When Marianna asks to have songs on it's only going to go one of two ways. It either means Swifty - Taylor Swift encompassing every female starlet of the last fifty years or so to Marianna's mind - and at least three repeats of Meghan Trainor's All About That Bass. Or a random mash-up of vintage music hall and comedy songs.
When Father Papered The Parlour
This was actually one of my favourite songs as a kid, courtesy of a 'Hello Children Everywhere!' compilation tape from the local library. Now Marianna loves it too, though of course it has to be the 1912 recording by Billy Williams. The song was written for him in 1910, when Williams - born Richard Isaac Banks in Melbourne - was the toast of the British music hall. He was a prolific recording artist with over 500 recordings which continued to sell well long after his premature death in 1915.
Wait 'Til You Get 'Em Up In The Air, Boys!
The world was a different place when Billy Murray recorded this song in 1919. Prohibition was about to change the face of the United States, and air travel was still in its infancy. Some bright spark saw an opportunity to combine the two because, well, if a guy was worried about his ability to pull now the liquor had dried up he could take solace in the news that 'an aero ride will have the same effect'.
Sometimes you try to love a girl and she says no to you
It makes you feel so blue, But there's nothing you can do!
You take her for an auto ride and start that mushy talk
But if she doesn't like it, she gets out and starts to walk.
They've fooled us ever since the world began,
But listen boys, I've got a little plan!
Wait till you get them up in the air, boys,
Wait till you get them up in the air.
You can make them hug and squeeze you too,
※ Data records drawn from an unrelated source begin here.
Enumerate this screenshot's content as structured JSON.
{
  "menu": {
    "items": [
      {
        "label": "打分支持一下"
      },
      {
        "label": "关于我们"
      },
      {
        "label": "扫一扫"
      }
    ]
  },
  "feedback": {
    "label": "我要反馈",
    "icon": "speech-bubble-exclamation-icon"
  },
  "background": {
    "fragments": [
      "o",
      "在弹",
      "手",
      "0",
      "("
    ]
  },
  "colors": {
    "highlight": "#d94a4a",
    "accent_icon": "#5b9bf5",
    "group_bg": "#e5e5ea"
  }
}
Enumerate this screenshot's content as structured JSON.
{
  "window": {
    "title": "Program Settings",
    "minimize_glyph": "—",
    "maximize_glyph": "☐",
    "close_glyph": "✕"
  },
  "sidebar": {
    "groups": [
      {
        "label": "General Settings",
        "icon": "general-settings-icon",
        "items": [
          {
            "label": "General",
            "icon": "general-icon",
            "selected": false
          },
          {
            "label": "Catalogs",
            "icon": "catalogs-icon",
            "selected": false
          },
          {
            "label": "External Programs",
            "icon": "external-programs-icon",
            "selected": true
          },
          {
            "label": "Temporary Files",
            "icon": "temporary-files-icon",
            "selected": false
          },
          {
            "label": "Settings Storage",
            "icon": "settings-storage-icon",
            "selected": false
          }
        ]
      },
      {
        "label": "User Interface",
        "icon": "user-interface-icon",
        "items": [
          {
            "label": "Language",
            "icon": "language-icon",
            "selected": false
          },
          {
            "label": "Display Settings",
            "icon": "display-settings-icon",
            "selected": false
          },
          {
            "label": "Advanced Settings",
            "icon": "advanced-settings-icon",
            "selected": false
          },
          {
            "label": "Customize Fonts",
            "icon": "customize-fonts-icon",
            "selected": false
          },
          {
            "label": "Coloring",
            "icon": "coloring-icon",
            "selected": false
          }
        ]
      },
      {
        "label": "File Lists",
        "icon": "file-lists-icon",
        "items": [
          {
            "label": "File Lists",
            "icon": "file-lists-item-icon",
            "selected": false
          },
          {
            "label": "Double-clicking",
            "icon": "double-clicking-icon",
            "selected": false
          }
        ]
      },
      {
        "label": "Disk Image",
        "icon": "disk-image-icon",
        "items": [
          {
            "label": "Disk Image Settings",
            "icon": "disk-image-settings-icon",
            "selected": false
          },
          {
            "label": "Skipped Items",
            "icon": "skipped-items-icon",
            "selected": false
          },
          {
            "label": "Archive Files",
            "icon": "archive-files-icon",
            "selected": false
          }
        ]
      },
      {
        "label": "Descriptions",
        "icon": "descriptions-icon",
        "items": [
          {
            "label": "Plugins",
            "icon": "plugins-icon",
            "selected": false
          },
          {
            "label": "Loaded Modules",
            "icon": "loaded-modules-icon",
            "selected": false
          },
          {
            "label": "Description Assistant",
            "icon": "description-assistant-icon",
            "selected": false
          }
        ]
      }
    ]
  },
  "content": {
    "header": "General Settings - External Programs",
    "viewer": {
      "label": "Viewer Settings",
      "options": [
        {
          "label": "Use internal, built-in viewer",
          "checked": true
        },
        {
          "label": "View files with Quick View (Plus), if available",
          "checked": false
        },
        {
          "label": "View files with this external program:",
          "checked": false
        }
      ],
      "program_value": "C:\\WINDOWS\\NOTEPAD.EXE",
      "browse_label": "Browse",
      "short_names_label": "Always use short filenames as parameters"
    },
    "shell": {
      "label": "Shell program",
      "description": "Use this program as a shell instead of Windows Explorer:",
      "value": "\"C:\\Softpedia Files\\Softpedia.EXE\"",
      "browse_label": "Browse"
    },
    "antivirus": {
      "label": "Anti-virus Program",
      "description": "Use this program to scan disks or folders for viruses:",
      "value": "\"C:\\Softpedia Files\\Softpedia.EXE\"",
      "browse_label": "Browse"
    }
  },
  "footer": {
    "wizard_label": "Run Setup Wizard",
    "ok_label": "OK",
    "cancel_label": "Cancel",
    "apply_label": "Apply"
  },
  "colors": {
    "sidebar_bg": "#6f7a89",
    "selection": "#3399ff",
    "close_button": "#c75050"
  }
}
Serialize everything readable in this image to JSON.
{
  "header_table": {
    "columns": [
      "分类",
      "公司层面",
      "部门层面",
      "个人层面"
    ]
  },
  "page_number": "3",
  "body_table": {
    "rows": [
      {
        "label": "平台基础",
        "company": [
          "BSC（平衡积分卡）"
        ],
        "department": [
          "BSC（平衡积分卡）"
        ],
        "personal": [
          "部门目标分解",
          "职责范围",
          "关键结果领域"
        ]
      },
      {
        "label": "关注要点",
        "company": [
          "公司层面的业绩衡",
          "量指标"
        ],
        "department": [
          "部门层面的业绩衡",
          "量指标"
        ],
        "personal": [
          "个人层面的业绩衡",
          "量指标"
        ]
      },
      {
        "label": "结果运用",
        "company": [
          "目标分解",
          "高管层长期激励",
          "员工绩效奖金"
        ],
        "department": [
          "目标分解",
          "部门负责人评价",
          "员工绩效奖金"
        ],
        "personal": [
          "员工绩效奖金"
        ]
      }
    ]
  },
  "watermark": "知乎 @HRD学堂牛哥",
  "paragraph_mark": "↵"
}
For if they don't, Just say you won't come down until they do!
Wait till you get them up in the clouds, boys,
There won't be anyone to watch you there!
You can loop the loop and she can hardly get her breath,
It isn't hard to reason with a girl who's scared to death!
So wait till you get them up in the air, boys,
Up, up, up up, way up in the air!
What Can You Give A Nudist For His Birthday?
Written by Arthur Le Clerq, responsible for various novelty hits, this one was first recorded by Gracie Fields in 1934. It never fails to crack me up!
What can you give a nudist for a present?
I somehow think that cufflinks would be wrong.
And a watch chain would look silly draped across the front of Willy,
Oh, what can you give a nudist when his birthday comes along?
I'm Henery the Eighth, I Am
Harry Champion made his stage debut in 1882 at the age of 17 and went on to become one of the biggest stars of the British music hall. Henery the Eighth, better known today for the Herman's Hermits 1965 cover, was written for Champion in 1910 when he was at the height of his fame and popularity. He recorded it in 1911 and in our house, at least, it's still going strong...
You'd Be Surprised
This comedy song was written by Irving Berlin in 1919, and recorded in September of the same year by Eddie Cantor. It's about a poor bloke named Johnny who really isn't much of a catch. At least, that's what people assumed until Mary started telling friends that they'd be surprised if they got him alone...
He isn't much in the light but when you get in the dark
You'd be surprised...
On a streetcar or in a train, you'd think he was born without any brains
But in a taxicab, oh, boy, you'd be surprised!
The Window Cleaner
George Formby is a legend, and this is probably his best known hit. It was originally performed in the 1936 film Keep Your Seats, Please and then went on to receive the first silver disc in the UK for selling over 100,000 copies - despite being temporarily banned by the BBC for being 'disgusting'.
Gee, I Wish I Was Back In The Army
Irving Berlin wrote the songs for 1954's White Christmas, and even got to reuse the titular Oscar winner from 1942's Holiday Inn. This one is a whole lot more fun though!
There's a lot to be said for the Army,
The life without responsibility.
A soldier out of luck
Was really never stuck -
There's always someone higher up where you can pass the buck!
My Old Man (Said Follow The Van)
Written in 1919, this song has been performed by scores of people, but was first made popular by music hall star Marie Lloyd. Marianna is a particular fan of this version from the BBC's 2007 docudrama, Miss Marie Lloyd: Queen of the Music Hall starring Jesse Wallace.
The Prune Song
Vaudeville (like a US version of the music hall) star Frank Crumit recorded this in 1928 and it's the cutest little song you've probably never heard!
No matter how young a prune may be
He's always full of wrinkles
People get them on their face
Prunes get 'em every place.
Baby prunes, just like their Dad
Wrinkled but not quite so bad
Their life's an open book,
For no matter how young a prune may be
He has a worried look!
Judy Garland sang this song about the indignity of being 'too old for toys and too young for boys' in the 1938 romcom Love Finds Andy Hardy. Marianna thinks Judy looks like a princess, and invariably calms down when we put this one on for her. Apparently she feels she is in much the same boat - for all that Judy was waiting to turn sweet sixteen and Marianna is only just three!